Capacity Building according to UNCED 1992 (United Nations Conference on Environment and Development)
“Specifically, capacity building encompasses the country’s human, scientific, technological, organizational, institutional and resource capabilities. A fundamental goal of capacity building is to enhance the ability to evaluate and address the crucial questions related to policy choices and modes of implementation among development options, based on an understanding of environment potentials and limits and of needs perceived by the people of the country concerned”.
Capacity Building – Agenda 21’s definition (Chapter 37, UNCED, 1992.)
Capacity Building is much more than training and includes the following:
Human resource development, the process of equipping individuals with the understanding, skills and access to information, knowledge and training that enables them to perform effectively.
Organizational development, the elaboration of management structures, processes and procedures, not only within organizations but also the management of relationships between the different organizations and sectors (public, private and community).
Institutional and legal framework development, making legal and regulatory changes to enable organizations, institutions and agencies at all levels and in all sectors to enhance their capacities.
Why is Capcity Building Needed ?
The issue of capacity is critical and the scale of need is enormous, but appreciation of the problem is low.
The link between needs and supply is weak.
There is a lack of realistic funding.
There is need for support for change.
Training institutions are isolated – communications are poor.
Development of teaching materials is inefficient.
Alternative ways of capacity building are not adequately recognized.
In its broadest interpretation, capacity building encompasses human resource development (HRD) as an essential part of development. It is based on the concept that education and training lie at the heart of development efforts and that without HRD most development interventions will be ineffective. It focuses on a series of actions directed at helping participants in the development process to increase their knowledge, skills and understandings and to develop the attitudes needed to bring about the desired developmental change.

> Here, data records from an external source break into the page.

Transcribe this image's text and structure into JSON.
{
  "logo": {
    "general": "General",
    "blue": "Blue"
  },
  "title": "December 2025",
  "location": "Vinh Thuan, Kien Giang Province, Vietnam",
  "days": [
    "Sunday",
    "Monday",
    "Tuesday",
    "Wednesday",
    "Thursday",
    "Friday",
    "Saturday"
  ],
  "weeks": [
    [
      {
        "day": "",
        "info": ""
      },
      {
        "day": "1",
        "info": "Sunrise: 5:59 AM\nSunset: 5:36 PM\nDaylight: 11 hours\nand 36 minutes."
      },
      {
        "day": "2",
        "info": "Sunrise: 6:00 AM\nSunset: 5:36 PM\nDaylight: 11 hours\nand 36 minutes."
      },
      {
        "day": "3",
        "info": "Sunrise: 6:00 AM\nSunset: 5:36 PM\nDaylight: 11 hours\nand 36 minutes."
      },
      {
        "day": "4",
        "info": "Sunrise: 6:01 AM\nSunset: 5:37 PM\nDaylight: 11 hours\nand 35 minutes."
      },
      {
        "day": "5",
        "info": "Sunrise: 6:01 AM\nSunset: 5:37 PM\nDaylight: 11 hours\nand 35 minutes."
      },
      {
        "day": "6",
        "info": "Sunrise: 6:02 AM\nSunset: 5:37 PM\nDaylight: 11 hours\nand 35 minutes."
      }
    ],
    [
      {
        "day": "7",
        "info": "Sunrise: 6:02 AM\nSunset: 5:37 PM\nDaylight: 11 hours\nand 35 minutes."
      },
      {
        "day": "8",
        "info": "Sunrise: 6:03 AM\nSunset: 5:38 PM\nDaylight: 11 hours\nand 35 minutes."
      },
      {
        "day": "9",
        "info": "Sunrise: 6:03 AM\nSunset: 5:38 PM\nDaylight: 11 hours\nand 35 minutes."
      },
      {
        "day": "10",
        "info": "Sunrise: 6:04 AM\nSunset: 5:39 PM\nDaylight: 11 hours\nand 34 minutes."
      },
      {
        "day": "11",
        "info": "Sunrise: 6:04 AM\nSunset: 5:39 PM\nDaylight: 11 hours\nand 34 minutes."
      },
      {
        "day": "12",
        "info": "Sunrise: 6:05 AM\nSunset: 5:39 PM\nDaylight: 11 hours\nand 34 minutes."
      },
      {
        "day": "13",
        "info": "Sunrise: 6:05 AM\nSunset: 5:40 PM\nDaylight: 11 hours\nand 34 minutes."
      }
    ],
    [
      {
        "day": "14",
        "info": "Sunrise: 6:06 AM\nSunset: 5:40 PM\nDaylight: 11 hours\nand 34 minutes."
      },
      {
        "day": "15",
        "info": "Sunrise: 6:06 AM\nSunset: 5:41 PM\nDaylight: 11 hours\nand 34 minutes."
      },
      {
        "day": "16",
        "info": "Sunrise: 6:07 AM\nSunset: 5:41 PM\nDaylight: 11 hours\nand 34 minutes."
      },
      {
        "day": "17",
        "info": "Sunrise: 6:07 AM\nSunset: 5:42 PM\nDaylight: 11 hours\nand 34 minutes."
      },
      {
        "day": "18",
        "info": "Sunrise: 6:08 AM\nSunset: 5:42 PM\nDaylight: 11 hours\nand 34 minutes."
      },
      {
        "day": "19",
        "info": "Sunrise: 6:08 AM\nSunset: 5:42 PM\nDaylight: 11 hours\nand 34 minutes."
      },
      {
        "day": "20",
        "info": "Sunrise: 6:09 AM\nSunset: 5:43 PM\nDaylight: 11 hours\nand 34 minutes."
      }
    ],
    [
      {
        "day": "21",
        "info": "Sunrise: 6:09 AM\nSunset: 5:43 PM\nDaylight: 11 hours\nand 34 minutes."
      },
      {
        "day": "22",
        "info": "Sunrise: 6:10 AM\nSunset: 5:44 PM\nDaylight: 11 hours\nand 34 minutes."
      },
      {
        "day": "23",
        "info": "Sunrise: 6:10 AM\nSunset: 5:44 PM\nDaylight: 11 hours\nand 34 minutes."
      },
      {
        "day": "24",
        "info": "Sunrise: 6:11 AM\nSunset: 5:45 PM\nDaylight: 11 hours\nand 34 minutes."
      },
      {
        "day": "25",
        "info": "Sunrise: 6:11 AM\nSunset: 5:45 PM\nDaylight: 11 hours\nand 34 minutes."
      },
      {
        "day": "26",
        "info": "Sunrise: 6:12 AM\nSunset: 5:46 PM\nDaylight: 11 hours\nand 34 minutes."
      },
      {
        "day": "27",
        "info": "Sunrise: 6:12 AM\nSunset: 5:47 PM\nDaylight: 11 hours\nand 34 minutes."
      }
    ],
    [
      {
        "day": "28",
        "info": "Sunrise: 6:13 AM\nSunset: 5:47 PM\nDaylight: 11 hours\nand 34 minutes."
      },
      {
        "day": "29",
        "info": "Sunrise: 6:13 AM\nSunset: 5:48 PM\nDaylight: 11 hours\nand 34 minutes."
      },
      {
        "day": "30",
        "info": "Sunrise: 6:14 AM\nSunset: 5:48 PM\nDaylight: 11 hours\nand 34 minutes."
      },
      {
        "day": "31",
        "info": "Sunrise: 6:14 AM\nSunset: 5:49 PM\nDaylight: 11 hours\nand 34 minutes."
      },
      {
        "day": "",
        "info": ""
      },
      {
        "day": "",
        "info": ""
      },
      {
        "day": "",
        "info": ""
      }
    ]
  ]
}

What is Capacity Building?
According to Michelle Maiese
The terms “capacity building” and “capacity development” are used in numerous contexts to describe a wide array of activities. In the most general terms, capacity consists of a party’s ability to solve its problems and achieve its objectives.
 Capacity building aims to strengthen parties’ ability to work together for their mutual benefit by providing them with the skills and tools they need to define problems and issues and formulate solutions.
 “Capacity building, capacity development, empowerment and strengthening-all describe an increase in the ability of a social organization to achieve the goals that are set by that organization.”- Available Here.
Of course, at some basic level, building capacity for effective governance and conflict management rests on the availability of fundamental human needs: food, clean drinking water, health care, basic education, and economic opportunities within a society.
 Societies also need to have some sort of basic infrastructure in place that includes roads, electricity, hospitals, schools, and rule of law. If no such infrastructure is in place, it is unlikely that institutions, governments, and organizations will be very effective at solving the problems that society faces.
However, capacity building goes well beyond the provision of basic needs. It is matter of development at all levels of society and includes institutional development, community development, and economic development. Some of the central assets that individuals, organizations, communities, and governments need in order to achieve their full potential include knowledge and technical skills, institutional and organizational capacity, and the ability to prevent, manage, and resolve conflicts. This essay focuses on how to build three broad types of capacity: political capacity, conflict resolution capacity, and the ability of individuals, communities, institutions, and organizations to implement sustainable development strategies.